UDEV and USB
Newer instructions for more modern udev implementations are here.
Peter Kropf's notes below are still a good general explanation of udev.
Peter Kropf has written these instructions on using udev for USB access for non-root users
There are times when access to the 1-Wire USB controller has to be
modified to allow a user other than root to have write access. This
article presents a simple way to use the Linux udev subsystem to
change the file ownership and permissions on the file associated with
a 1-Wire controller.
The notes presented here are specific to the Linux udev subsystem and
it must be installed for it to work. Several leading-edge Linux
distributions have udev installed as part of the base system including
FedoraCore 6 and Suse 10.
If it's not installed on your system, see the documentation for that
version Linux for more details on how to install the udev subsystem.
USB Vendor and Product IDs
The USB vendor and product ids can be used by the udev subsystem to
identify which program is to be run when the device is plugged in.
If you don't know the vendor and product ids for the 1-Wire USB
controller you'll be using, you can use the lsusb program to find
them. If lsusb isn't installed (typically in /usr/sbin or /sbin)
you'll need to install the appropiate package for your Linux
Once installed, run lsusb with the 1-Wire USB controlled plugged in:
Bus 001 Device 005: ID 04fa:2490 Dallas Semiconductor DS1490F 2-in-1 Fob, 1-Wire adapter
Bus 001 Device 001: ID 0000:0000
The 04fa is the vendor id and 2490 is the product id.
Unplug the 1-Wire USB controller.
With the vendor and product ids in hand, the udev subsystem can be
modified to change the file permissions and file ownership.
Create a new file called /etc/udev/rules.d/46_ds2490.rules. This will
contain the mapping of vendor / product id and the program to run. The
file should contain the following:
BUS=="usb", SYSFS=="04fa", SYSFS=="2490", \
GROUP="users", MODE="0774", \
PROGRAM="/bin/sh -c 'K=%k; K=$$; printf bus/usb/%%03i/%%03i $$ $$'", \
NAME="%c", RUN="/etc/udev/ds2490 '%c'"
Change the 0x04fa to the vendor id and 0x2490 to the product id for
your 1-Wire USB controller.
Create a new shell program called /etc/udev/ds2490. This will be the
program that is run. Here's a simple example of changing the file

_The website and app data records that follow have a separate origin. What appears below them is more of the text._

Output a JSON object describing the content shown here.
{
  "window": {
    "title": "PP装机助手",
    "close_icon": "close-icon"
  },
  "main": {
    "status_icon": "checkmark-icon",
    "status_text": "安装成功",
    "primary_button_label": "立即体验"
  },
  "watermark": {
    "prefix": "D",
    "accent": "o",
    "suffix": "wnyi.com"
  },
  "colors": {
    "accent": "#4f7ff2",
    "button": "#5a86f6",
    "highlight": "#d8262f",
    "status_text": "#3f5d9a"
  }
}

group to ow and giving the group read and write access.
#! /bin/sh -x
if [ "$1" != "" ]; then
if [ -f /proc/$1 ]; then
chgrp ow /proc/$1 && \

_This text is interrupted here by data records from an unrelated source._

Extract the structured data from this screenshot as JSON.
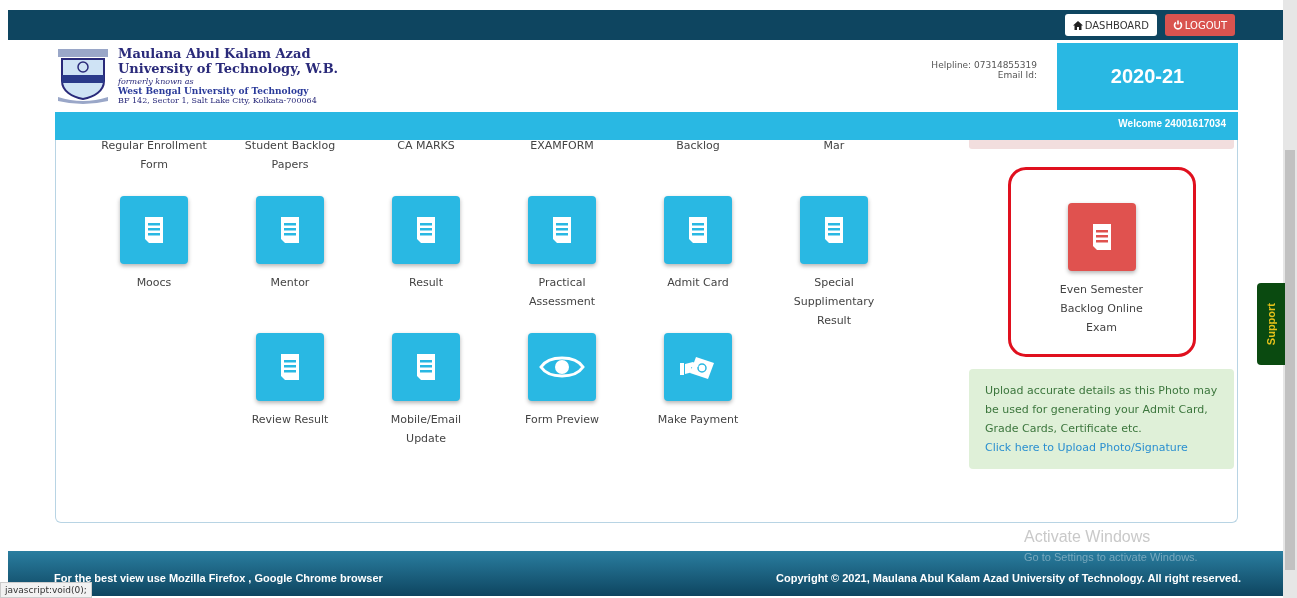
{
  "top_bar": {
    "buttons": [
      {
        "kind": "dashboard",
        "label": "DASHBOARD"
      },
      {
        "kind": "logout",
        "label": "LOGOUT"
      }
    ]
  },
  "header": {
    "logo": {
      "line_1": "Maulana Abul Kalam Azad",
      "line_2": "University of Technology, W.B.",
      "line_3": "formerly known as",
      "line_4": "West Bengal University of Technology",
      "line_5": "BF 142, Sector 1, Salt Lake City, Kolkata-700064"
    },
    "helpline": "Helpline: 07314855319",
    "email": "Email Id:",
    "session": "2020-21",
    "welcome": "Welcome 24001617034"
  },
  "top_row_labels": [
    "Regular Enrollment Form",
    "Student Backlog Papers",
    "CA MARKS",
    "EXAMFORM",
    "Backlog",
    "Mar"
  ],
  "tiles": [
    {
      "label": "Moocs",
      "kind": "document",
      "color": "#29b8e3"
    },
    {
      "label": "Mentor",
      "kind": "document",
      "color": "#29b8e3"
    },
    {
      "label": "Result",
      "kind": "document",
      "color": "#29b8e3"
    },
    {
      "label": "Practical Assessment",
      "kind": "document",
      "color": "#29b8e3"
    },
    {
      "label": "Admit Card",
      "kind": "document",
      "color": "#29b8e3"
    },
    {
      "label": "Special Supplimentary Result",
      "kind": "document",
      "color": "#29b8e3"
    },
    {
      "label": "Review Result",
      "kind": "document",
      "color": "#29b8e3"
    },
    {
      "label": "Mobile/Email Update",
      "kind": "document",
      "color": "#29b8e3"
    },
    {
      "label": "Form Preview",
      "kind": "eye",
      "color": "#29b8e3"
    },
    {
      "label": "Make Payment",
      "kind": "payment",
      "color": "#29b8e3"
    }
  ],
  "featured_tile": {
    "label": "Even Semester Backlog Online Exam",
    "kind": "document",
    "color": "#e0524f",
    "highlighted": true
  },
  "notice": {
    "text": "Upload accurate details as this Photo may be used for generating your Admit Card, Grade Cards, Certificate etc.",
    "link": "Click here to Upload Photo/Signature"
  },
  "support_tab": "Support",
  "os_overlay": {
    "title": "Activate Windows",
    "subtitle": "Go to Settings to activate Windows."
  },
  "footer": {
    "left": "For the best view use Mozilla Firefox , Google Chrome browser",
    "right": "Copyright © 2021, Maulana Abul Kalam Azad University of Technology. All right reserved."
  },
  "status_bar": "javascript:void(0);"
}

chmod g+rw /proc/$1 && \
logger ow udev: group set to ow and permission g+rw on /proc/$1
if [ -e /dev/$1 ]; then
chgrp ow /dev/$1 && \
chmod g+rw /dev/$1 && \
logger ow udev: group set to ow and permission g+rw on /dev/$1
if [ "$MATCH" = "no" ]; then
echo ow udev: no device file found for "$1"
logger ow udev: no device file found for "$1"
The file has to be made executable via
chmod +x /etc/udev/ds2490
otherwise it will not be excuted by the udev subsystem.
Don't forget to add a group called ow and add users to the group.
Once this is setup, you can plug the 1-Wire USB controller into the
computer. After a bit, you should see a messages in the system log file
that looks like:
Nov 30 14:29:52 localhost logger: ow udev: group set to ow and permission g+rw on /proc/bus/usb/001/006
Nov 30 14:29:52 localhost logger: ow udev: group set to ow and permission g+rw on /dev/bus/usb/001/006
and that can be verified by
$ ls -l /proc/bus/usb/001/006 /dev/bus/usb/001/006
crw-rw---- 1 root ow 189, 12 Nov 30 14:29 /dev/bus/usb/001/006
-rw-rw-r-- 1 root ow 147 Nov 30 14:29 /proc/bus/usb/001/006
Note that these steps (as well as symbolic links of the programs to /usr/bin) is done automatically by a script:
Which has been tested on Suse 10.1